Nancy: 16 years in Hudson valley (no. suburban NYC), then Providence, Boston, now Californian by preference and adoption. Though surrounded by it, I didn't ever fully use the accent of the region where I grew up (thankfully) though neither did I fully pick up a west coast accent later on. People who hear my accent now usually identify it as vaguely east coast.
Claudia: very perceptive. I also pronounce it that way when speaking English. In AE we put the stress on the 3rd syllable -O- which means that syllable 2 (-ra-) is unstressed and therefore by the phonetic rules of English would normally be a schwa sound (sound of 'a' in 'about'), but this is awkward and we don't handle unstressed-a plus o very well.
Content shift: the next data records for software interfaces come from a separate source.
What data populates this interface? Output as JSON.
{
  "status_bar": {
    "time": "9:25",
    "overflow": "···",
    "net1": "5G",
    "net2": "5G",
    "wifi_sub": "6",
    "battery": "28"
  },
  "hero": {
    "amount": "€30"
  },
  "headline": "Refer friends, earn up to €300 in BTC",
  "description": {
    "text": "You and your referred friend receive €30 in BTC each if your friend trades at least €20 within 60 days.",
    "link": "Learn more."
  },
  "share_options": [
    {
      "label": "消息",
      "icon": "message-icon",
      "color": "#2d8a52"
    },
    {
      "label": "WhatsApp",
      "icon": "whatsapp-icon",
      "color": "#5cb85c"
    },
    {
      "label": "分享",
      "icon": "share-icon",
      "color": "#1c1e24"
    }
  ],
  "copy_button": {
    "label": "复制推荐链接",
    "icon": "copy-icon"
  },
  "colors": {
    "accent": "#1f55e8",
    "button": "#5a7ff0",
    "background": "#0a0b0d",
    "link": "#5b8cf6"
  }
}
As search of Websters 1913 unabridged using regular expressions turns up only 12 different roots, many of which we simply ignore the unstressed 'a', for example Pharaoh and extraordinary (some dialects). For some reason, in words with a combining prefix with a secondary stress (like supra-, infra-, etc.) I do pronounce both the 'a' and the 'o', e.g.: infraocular, supraoccipital.
By the way, this is a great source for research, because regular expression searches are a great way to answer many kinds of questions. Here's a standard English parlor-game type question you can try:
What English word or words have all five vowels (aeiou) in the word, in alphabetical order? There are two common ones, and several others.
To find the answer, go to http://www.dict.org/bin/Dict
and search for
^[^ aeiou]*a[^ aeiou]*e[^ aeiou]*i[^ aeiou]*o[^ aeiou]*u[^ aeiou]*$
using Old basic regular expressions and Webster's unabridged 1913.